Métis youth from all corners of Ontario made their way to Fort William Historical Park in Thunder Bay to celebrate their Métis culture during the Métis Nation of Ontario’s (MNO) Ivèr Youth Cultural Camp from Feb. 1 to 4.
Nineteen students between the ages of 15 and 17 spent three days in Northern Ontario, engaged in activities rooted in their Métis way of life while also getting a glimpse into the history of the Canadian Fur trade.
The students spent time hiking, fishing, beading and even dancing as their Métis ancestors would have in the early 1800s.
On the first day, students were introduced to each other and their councilors as well as the staff at the fort. Fort William staff dress and act as those who would have lived at the fort in 1816.
After a brief introduction and some ice breaker games, the youth and councilors were brought into the dining hall and taught about life at the fort by the proprietor, “Dr. John McLoughlin” and were served a nourishing dinner by the fort staff.
The days began early and for day two, a hike was scheduled through Trowbridge Falls park to Cascades Conservation area. Along the hike route, students were introduced to flora important to the Métis way of life, such as cedar and birch trees.
At the end of the hike, the youth were joined by Thunder Bay Region Métis councilor Deb Grebenc and Captain of the Hunt for Region 2 Phil McGuire and were taught about trapping.
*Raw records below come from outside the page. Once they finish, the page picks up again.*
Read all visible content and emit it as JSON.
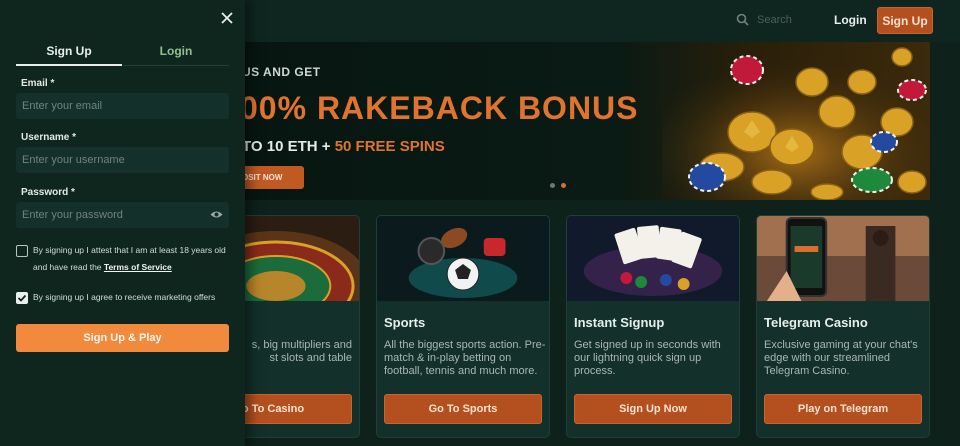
{
  "header": {
    "search_placeholder": "Search",
    "login_label": "Login",
    "signup_label": "Sign Up"
  },
  "hero": {
    "pre_title": "US AND GET",
    "title": "00% RAKEBACK BONUS",
    "sub_prefix": "TO 10 ETH + ",
    "sub_accent": "50 FREE SPINS",
    "button_label": "OSIT NOW",
    "slide_dots": 2,
    "active_slide": 2
  },
  "cards": [
    {
      "title": "",
      "desc": "s, big multipliers and\nst slots and table",
      "button": "o To Casino"
    },
    {
      "title": "Sports",
      "desc": "All the biggest sports action. Pre-match & in-play betting on football, tennis and much more.",
      "button": "Go To Sports"
    },
    {
      "title": "Instant Signup",
      "desc": "Get signed up in seconds with our lightning quick sign up process.",
      "button": "Sign Up Now"
    },
    {
      "title": "Telegram Casino",
      "desc": "Exclusive gaming at your chat's edge with our streamlined Telegram Casino.",
      "button": "Play on Telegram"
    }
  ],
  "signup_panel": {
    "tabs": [
      "Sign Up",
      "Login"
    ],
    "active_tab": "Sign Up",
    "email_label": "Email *",
    "email_placeholder": "Enter your email",
    "username_label": "Username *",
    "username_placeholder": "Enter your username",
    "password_label": "Password *",
    "password_placeholder": "Enter your password",
    "age_consent_text": "By signing up I attest that I am at least 18 years old and have read the ",
    "terms_link": "Terms of Service",
    "age_consent_checked": false,
    "marketing_text": "By signing up I agree to receive marketing offers",
    "marketing_checked": true,
    "submit_label": "Sign Up & Play"
  },
  "colors": {
    "accent": "#f28a3e",
    "button": "#b4501f",
    "background": "#0e211b",
    "panel": "#0f261f",
    "tab_inactive": "#8fc28b"
  },
  "icons": [
    "close-icon",
    "search-icon",
    "eye-icon",
    "checkmark-icon"
  ]
}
At the end of the hike, the youth were taught about trapping. They were shown several different kinds of traps such as snag lines and conibear traps and they were also given the opportunity to see and touch different fur types.
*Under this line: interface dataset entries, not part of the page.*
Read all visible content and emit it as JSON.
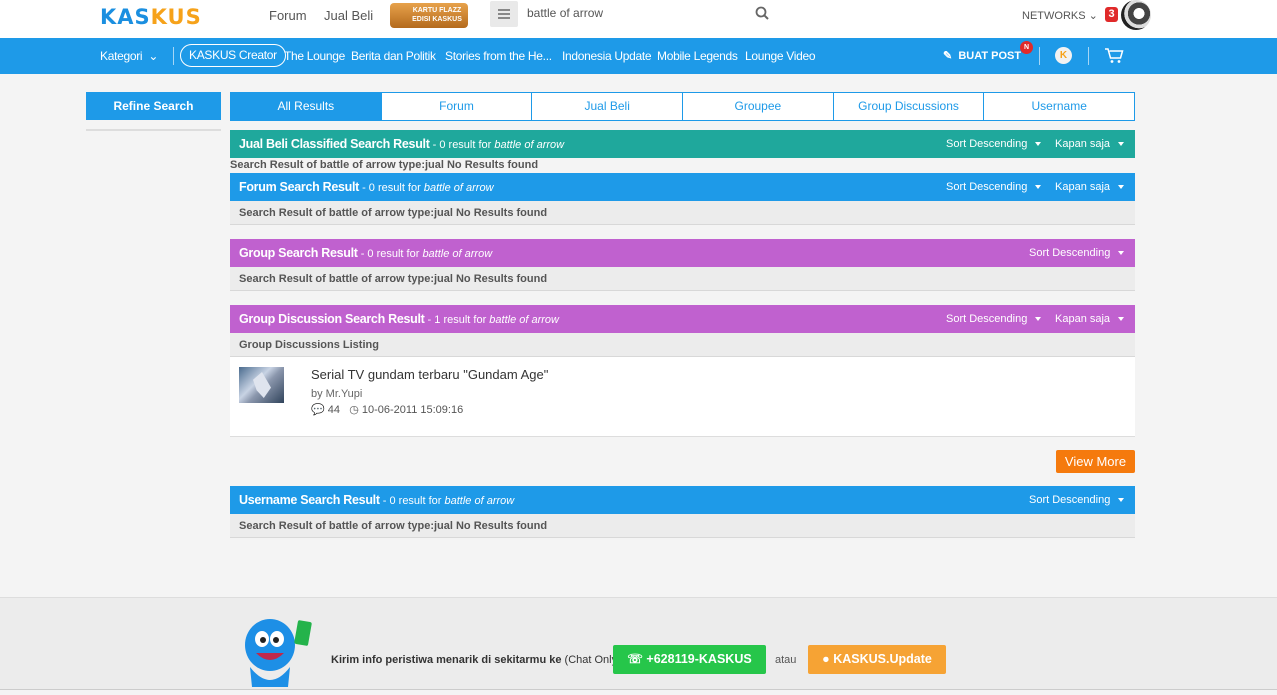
{
  "header": {
    "logo_part1": "KAS",
    "logo_part2": "KUS",
    "links": [
      "Forum",
      "Jual Beli"
    ],
    "promo_text": "KARTU FLAZZ EDISI KASKUS",
    "search_value": "battle of arrow",
    "networks_label": "NETWORKS",
    "notification_count": "3"
  },
  "navbar": {
    "kategori": "Kategori",
    "creator": "KASKUS Creator",
    "items": [
      "The Lounge",
      "Berita dan Politik",
      "Stories from the He...",
      "Indonesia Update",
      "Mobile Legends",
      "Lounge Video"
    ],
    "buat_post": "BUAT POST",
    "new_badge": "N"
  },
  "sidebar": {
    "refine_label": "Refine Search"
  },
  "tabs": [
    "All Results",
    "Forum",
    "Jual Beli",
    "Groupee",
    "Group Discussions",
    "Username"
  ],
  "sort_label": "Sort Descending",
  "time_label": "Kapan saja",
  "sections": {
    "jual_beli": {
      "title": "Jual Beli Classified Search Result",
      "count": " - 0 result for ",
      "query": "battle of arrow",
      "note": "Search Result of battle of arrow type:jual No Results found"
    },
    "forum": {
      "title": "Forum Search Result",
      "count": " - 0 result for ",
      "query": "battle of arrow",
      "note": "Search Result of battle of arrow type:jual No Results found"
    },
    "group": {
      "title": "Group Search Result",
      "count": " - 0 result for ",
      "query": "battle of arrow",
      "note": "Search Result of battle of arrow type:jual No Results found"
    },
    "group_discussion": {
      "title": "Group Discussion Search Result",
      "count": " - 1 result for ",
      "query": "battle of arrow",
      "listing": "Group Discussions Listing"
    },
    "username": {
      "title": "Username Search Result",
      "count": " - 0 result for ",
      "query": "battle of arrow",
      "note": "Search Result of battle of arrow type:jual No Results found"
    }
  },
  "result": {
    "title": "Serial TV gundam terbaru \"Gundam Age\"",
    "author": "by Mr.Yupi",
    "comments": "44",
    "date": "10-06-2011 15:09:16"
  },
  "view_more": "View More",
  "footer": {
    "kirim": "Kirim info peristiwa menarik di sekitarmu ke ",
    "chat_only": "(Chat Only)",
    "whatsapp": "+628119-KASKUS",
    "atau": "atau",
    "kaskus_update": "KASKUS.Update"
  },
  "colors": {
    "blue": "#1e9ae8",
    "teal": "#1fa89c",
    "purple": "#c061cf",
    "orange": "#f57a0d",
    "green": "#26c64a"
  }
}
The students also learned about the modern fur trade and how one can trap, clean, prepare and sell furs. While not the career choice it used to be its still a way of life for a lot of Métis people in Ontario.
After heading back to the fort and eating dinner the students were then taught how to cook popped rice over a fire and two of the youth took it upon themselves to teach the others some traditional Métis dances—the heal-toe polka and the seven-step.
Day three consisted of ice fishing at the Hazelwood Lake Conservation area where the students were joined by MNO President Margaret Froh.
“Over the last few days these young Métis have been out on the land and I have to say these kids are amazing,” said Froh. “They are a very strong and a very spirited group and they have really taken time out from their busy lives to come and really celebrate who we are as Métis people.”
After a day on the ice the kids were given time to dance, bead and enjoy a relaxing fire before heading off to bed to get ready for the travel day to come.
“I’ve learned so much about my culture over the last few days,” said Samantha Rosenfeldt, one of the students on the trip. “And I know I’ve made life-long friendships in my time here.”
MNO staff member Scott Carpenter has headed up the Youth Cultural Camp program for the last several years. As a Métis citizen, Scott understands the importance of exposing the kids to life on the land.
“I grew up on the land,” said Carpenter. “My father and grandfather taught me the significance of the connection between the Métis and the outdoors and I wanted to continue that tradition to other Métis youth.”
There are five Métis culture camps per year, one for each season and March break. The next camp will be held in mid-March and information for registering for that and future camps can be found on the Métis Nation of Ontario website.
Click here to see more photos from the MNO’s Ivèr Youth Culture Camp.
Applications for the MNO’s next Youth Culture Camp, the Infinite Reach March Break Camp.
This article was first published on Feb. 18, 2020.